▸ **WHAT THE TASK REQUIRES**
Output all entries exactly as they appear and skip the pictures.

:: STORED DATA ::

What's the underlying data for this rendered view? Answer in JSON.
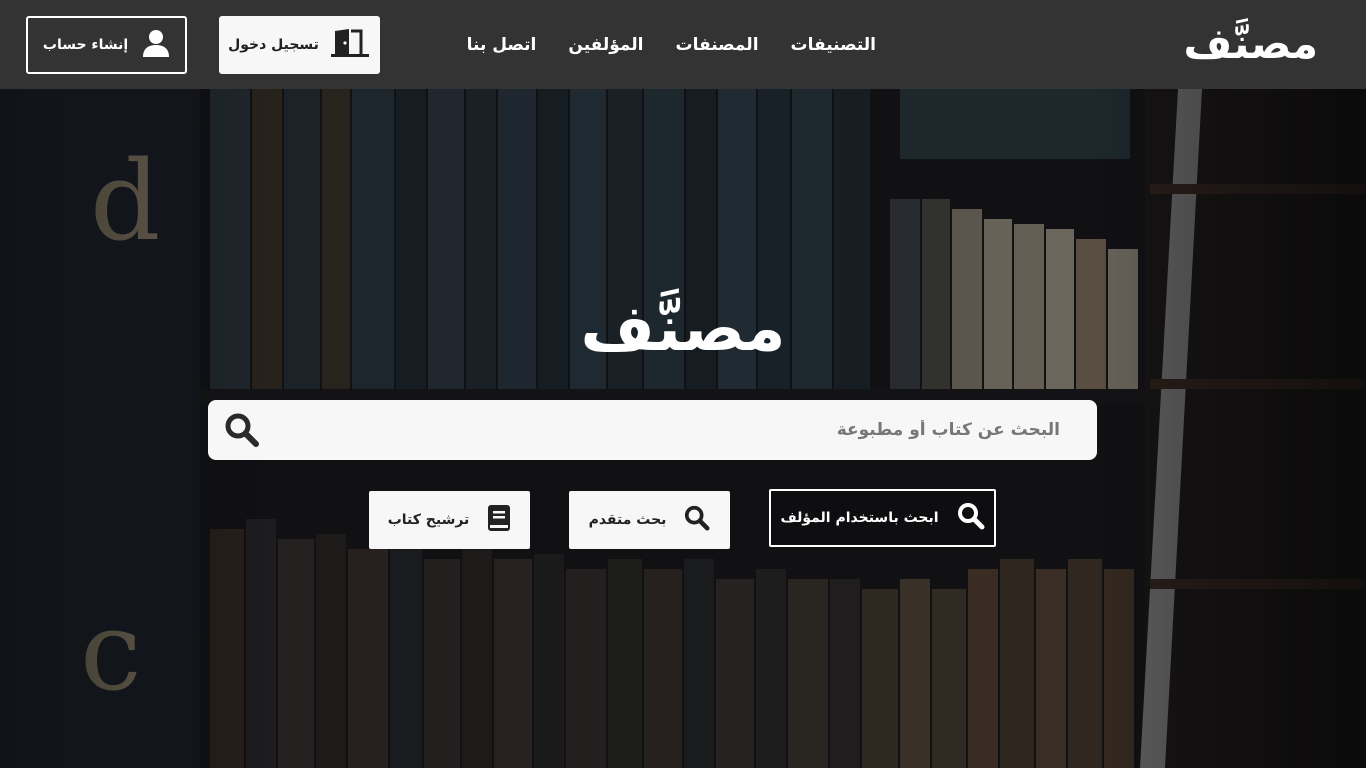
{
  "header": {
    "logo": "مصنَّف",
    "nav": [
      {
        "label": "التصنيفات",
        "icon": null
      },
      {
        "label": "المصنفات"
      },
      {
        "label": "المؤلفين"
      },
      {
        "label": "اتصل بنا"
      }
    ],
    "login_label": "تسجيل دخول",
    "login_icon": "door-icon",
    "signup_label": "إنشاء حساب",
    "signup_icon": "user-icon"
  },
  "hero": {
    "title": "مصنَّف",
    "search_placeholder": "البحث عن كتاب أو مطبوعة",
    "search_icon": "search-icon",
    "actions": {
      "author_search": "ابحث باستخدام المؤلف",
      "advanced_search": "بحث متقدم",
      "nominate_book": "ترشيح كتاب"
    },
    "background_letters": [
      "d",
      "c"
    ]
  },
  "colors": {
    "header_bg": "#333333",
    "button_light": "#f7f7f7",
    "text_dark": "#222222",
    "text_light": "#ffffff"
  }
}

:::

▸ **YOUR SOLUTION**
What's the underlying data for this rendered view? Answer in JSON.
{
  "header": {
    "logo": "مصنَّف",
    "nav": [
      {
        "label": "التصنيفات",
        "icon": null
      },
      {
        "label": "المصنفات"
      },
      {
        "label": "المؤلفين"
      },
      {
        "label": "اتصل بنا"
      }
    ],
    "login_label": "تسجيل دخول",
    "login_icon": "door-icon",
    "signup_label": "إنشاء حساب",
    "signup_icon": "user-icon"
  },
  "hero": {
    "title": "مصنَّف",
    "search_placeholder": "البحث عن كتاب أو مطبوعة",
    "search_icon": "search-icon",
    "actions": {
      "author_search": "ابحث باستخدام المؤلف",
      "advanced_search": "بحث متقدم",
      "nominate_book": "ترشيح كتاب"
    },
    "background_letters": [
      "d",
      "c"
    ]
  },
  "colors": {
    "header_bg": "#333333",
    "button_light": "#f7f7f7",
    "text_dark": "#222222",
    "text_light": "#ffffff"
  }
}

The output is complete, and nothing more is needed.